Quagga and Zebra mussels will upset the food chain by consuming phytoplankton that other species need to survive. They are filter feeders that consume large portions of the microscopic plants and animals that form the base of the food web. One adult mussel can filter up to 1 liter of water per day. Their consumption of significant amounts of phytoplankton from the water decreases zooplankton and can cause a shift in native species and a disruption of the ecological balance of entire bodies of water. In addition, they can displace native species, further upsetting the natural food web. Quagga and Zebra mussels have few natural predators in North America. It has been documented that several species of fish and diving ducks have been known to eat them, but these species are not an effective control. In some cases, the mussels concentrate botulism toxin causing bird die offs.
What is the economic impact of the Quagga and Zebra mussel?
Quagga and Zebra mussels can colonize on hulls, engines and steering components of boats, other recreational equipment and if left unchecked, can damage boat motors and restrict cooling. They also attach to aquatic plants and submerged sediment and surfaces such as piers, pilings, water intakes and fish screens. In doing this they can clog water intake structures hampering the flow of water. They frequently settle in massive colonies that can block water intake and threaten municipal water supply, agricultural irrigation and power plant operations. U.S. Congressional researchers estimated that an infestation of the Zebra mussel in the Great Lakes area cost the power industry $3.1 billion in the 1993-1999 period, with an economic impact to industries, businesses and communities of more than $5 billion. California could spend hundreds of millions of dollars protecting the state’s water system from a Quagga/Zebra infestation.
How did the Quagga and Zebra mussels get to the Western US?
Quagga and Zebra mussels primarily move from one place to another through human-related activities. They attach to hard surfaces and can survive out of water for up to 30 days in the appropriate conditions. The microscopic larvae also can be transported in bilges, ballast water, live wells or other equipment that holds water. Authorities discovered Quagga mussels living in the Colorado River at Lake Mead, Lake Mohave, and Lake Havasu in January 2007. It is likely they were originally brought to Lake Mead on the hull of a recreational boat from the Eastern US. Since then, additional bodies of water have been infected in California as the veligers drifted downriver from Lake Mead.

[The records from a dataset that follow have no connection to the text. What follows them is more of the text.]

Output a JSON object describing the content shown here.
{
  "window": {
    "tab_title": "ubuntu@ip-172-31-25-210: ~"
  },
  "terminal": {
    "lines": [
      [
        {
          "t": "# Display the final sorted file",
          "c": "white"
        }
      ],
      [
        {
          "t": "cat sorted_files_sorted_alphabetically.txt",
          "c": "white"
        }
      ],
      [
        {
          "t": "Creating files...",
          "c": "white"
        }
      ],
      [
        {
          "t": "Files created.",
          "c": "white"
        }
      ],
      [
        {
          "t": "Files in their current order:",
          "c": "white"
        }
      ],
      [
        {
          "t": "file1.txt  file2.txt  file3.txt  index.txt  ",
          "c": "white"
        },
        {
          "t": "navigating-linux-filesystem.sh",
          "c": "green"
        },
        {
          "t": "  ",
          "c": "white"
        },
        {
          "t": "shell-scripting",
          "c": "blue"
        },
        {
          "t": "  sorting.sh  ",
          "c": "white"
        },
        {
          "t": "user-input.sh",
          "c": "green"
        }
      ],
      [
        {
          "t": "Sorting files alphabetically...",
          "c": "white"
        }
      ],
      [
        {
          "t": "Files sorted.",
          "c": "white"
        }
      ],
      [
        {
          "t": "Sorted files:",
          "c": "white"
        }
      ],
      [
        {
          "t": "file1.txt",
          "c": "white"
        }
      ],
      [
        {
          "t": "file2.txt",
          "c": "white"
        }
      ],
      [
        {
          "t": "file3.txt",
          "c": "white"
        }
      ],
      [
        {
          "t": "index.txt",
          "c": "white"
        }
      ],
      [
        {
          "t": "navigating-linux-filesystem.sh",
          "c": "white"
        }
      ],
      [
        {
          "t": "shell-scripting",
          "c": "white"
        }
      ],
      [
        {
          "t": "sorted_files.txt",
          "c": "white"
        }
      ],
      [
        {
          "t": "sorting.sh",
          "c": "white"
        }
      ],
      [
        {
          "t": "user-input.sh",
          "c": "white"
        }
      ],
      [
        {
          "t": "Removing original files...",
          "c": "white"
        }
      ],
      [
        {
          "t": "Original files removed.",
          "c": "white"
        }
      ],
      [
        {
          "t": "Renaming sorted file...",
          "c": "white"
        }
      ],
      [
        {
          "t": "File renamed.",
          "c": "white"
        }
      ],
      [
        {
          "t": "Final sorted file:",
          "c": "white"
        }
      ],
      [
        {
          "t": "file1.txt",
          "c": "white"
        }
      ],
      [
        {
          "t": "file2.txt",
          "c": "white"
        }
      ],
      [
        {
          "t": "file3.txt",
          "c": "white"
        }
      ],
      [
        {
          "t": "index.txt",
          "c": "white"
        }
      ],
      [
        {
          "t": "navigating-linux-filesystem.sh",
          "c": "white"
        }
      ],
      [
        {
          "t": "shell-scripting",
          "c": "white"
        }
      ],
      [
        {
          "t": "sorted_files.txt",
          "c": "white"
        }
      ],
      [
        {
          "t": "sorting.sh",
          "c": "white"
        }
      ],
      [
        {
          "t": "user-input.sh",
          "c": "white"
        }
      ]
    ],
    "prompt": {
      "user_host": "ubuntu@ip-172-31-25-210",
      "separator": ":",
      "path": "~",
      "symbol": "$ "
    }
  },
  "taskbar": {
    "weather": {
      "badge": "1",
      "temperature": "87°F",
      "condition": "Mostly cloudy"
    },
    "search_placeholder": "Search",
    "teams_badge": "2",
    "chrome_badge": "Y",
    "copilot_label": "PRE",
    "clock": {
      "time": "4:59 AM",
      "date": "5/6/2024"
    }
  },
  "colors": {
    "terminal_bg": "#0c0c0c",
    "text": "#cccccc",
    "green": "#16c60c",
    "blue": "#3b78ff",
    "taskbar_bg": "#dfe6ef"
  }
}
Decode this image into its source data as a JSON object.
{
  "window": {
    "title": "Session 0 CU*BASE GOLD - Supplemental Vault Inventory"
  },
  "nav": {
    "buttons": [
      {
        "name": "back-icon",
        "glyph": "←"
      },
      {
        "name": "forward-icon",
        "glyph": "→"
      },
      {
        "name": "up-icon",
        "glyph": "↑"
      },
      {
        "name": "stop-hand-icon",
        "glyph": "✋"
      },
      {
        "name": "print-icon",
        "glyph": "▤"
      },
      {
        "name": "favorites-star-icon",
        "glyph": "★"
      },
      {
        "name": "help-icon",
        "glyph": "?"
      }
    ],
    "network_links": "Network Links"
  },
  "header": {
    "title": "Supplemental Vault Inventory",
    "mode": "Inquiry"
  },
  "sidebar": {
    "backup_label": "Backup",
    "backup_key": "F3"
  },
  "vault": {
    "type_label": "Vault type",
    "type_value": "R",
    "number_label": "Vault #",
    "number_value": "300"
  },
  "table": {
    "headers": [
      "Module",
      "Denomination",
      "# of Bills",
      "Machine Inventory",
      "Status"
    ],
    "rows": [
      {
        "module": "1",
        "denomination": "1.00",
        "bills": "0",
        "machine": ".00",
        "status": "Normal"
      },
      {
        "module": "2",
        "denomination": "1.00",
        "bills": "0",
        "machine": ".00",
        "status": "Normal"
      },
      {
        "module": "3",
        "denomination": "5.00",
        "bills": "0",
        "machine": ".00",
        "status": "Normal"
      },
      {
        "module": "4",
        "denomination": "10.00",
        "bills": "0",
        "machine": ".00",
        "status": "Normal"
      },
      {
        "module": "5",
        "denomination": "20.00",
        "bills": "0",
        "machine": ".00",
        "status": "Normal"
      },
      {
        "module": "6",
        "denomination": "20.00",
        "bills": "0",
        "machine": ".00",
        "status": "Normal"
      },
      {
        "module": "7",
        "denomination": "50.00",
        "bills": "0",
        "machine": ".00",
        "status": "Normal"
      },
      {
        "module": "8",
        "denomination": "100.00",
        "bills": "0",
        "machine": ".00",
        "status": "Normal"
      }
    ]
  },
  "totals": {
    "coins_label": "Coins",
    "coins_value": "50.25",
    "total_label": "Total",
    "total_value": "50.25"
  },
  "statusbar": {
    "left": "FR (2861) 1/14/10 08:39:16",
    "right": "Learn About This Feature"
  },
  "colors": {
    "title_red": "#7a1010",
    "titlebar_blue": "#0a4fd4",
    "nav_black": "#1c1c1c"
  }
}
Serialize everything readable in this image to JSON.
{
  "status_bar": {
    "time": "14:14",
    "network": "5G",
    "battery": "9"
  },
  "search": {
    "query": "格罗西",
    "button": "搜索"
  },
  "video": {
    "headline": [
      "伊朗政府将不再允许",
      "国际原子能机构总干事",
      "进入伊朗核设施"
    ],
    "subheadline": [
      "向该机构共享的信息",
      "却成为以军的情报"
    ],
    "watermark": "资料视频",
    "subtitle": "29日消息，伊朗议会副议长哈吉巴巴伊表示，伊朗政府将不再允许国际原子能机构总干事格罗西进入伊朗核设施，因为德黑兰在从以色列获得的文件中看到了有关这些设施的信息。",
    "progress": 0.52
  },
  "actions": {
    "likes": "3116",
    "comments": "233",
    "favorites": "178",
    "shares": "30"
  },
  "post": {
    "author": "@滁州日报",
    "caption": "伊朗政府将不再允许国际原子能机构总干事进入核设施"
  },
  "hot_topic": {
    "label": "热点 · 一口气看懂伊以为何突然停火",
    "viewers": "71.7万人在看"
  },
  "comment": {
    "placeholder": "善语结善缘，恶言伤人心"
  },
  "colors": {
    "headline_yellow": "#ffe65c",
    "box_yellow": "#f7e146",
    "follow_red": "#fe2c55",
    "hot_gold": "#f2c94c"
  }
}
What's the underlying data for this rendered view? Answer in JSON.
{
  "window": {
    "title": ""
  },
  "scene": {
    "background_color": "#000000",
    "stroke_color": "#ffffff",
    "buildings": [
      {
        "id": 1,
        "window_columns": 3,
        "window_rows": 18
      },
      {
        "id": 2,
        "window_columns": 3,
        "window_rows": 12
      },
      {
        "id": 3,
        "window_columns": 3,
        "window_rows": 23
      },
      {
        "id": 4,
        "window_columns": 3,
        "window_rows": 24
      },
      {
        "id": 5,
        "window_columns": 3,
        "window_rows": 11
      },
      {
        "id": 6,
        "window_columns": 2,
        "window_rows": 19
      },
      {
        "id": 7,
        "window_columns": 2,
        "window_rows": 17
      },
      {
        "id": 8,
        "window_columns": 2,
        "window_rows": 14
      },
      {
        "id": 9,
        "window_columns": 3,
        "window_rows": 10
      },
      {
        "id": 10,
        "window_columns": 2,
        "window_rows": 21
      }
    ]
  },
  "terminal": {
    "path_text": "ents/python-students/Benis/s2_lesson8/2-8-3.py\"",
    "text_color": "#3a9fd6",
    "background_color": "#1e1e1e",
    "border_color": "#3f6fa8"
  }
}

What other lakes in the Western US have boat inspection programs?
There are a number of boat inspection programs in the Western US, all working really hard to prevent the spread of Aquatic Invasive Species. The most important thing to remember as a boater is to be Clean, Drained & Dry each time you change bodies of water. For a list of programs and their contact information click here.
Can we get rid of mussels if Lake Tahoe becomes infested?
Since Quagga and Zebra larvae (called veligers) are free drifting, preventing their spread downstream from known infestations may not be possible. However, controlling populations may be possible in some locations. Prevention is the best solution!
What does the law say about aquatic invasive species or aquatic nuisance species?
Spreading invasive species violates local, state, and federal laws. Providing inaccurate or false information to boat inspectors or other authorized personnel is prohibited. Violators are subject to a minimum monetary penalty of $5,000 for each offense. For more detail on the local TRPA Code of Ordinances Section 63.4, click here.
What about seaplanes?
The Tahoe Boat Inspection Program and other prevention programs throughout the United States have been working with the Aircraft Owners and Pilots Association to properly educate seaplane users on proper clean boating techniques. Check out this video and handout to learn more about how to prevent the spread of AIS with seaplanes.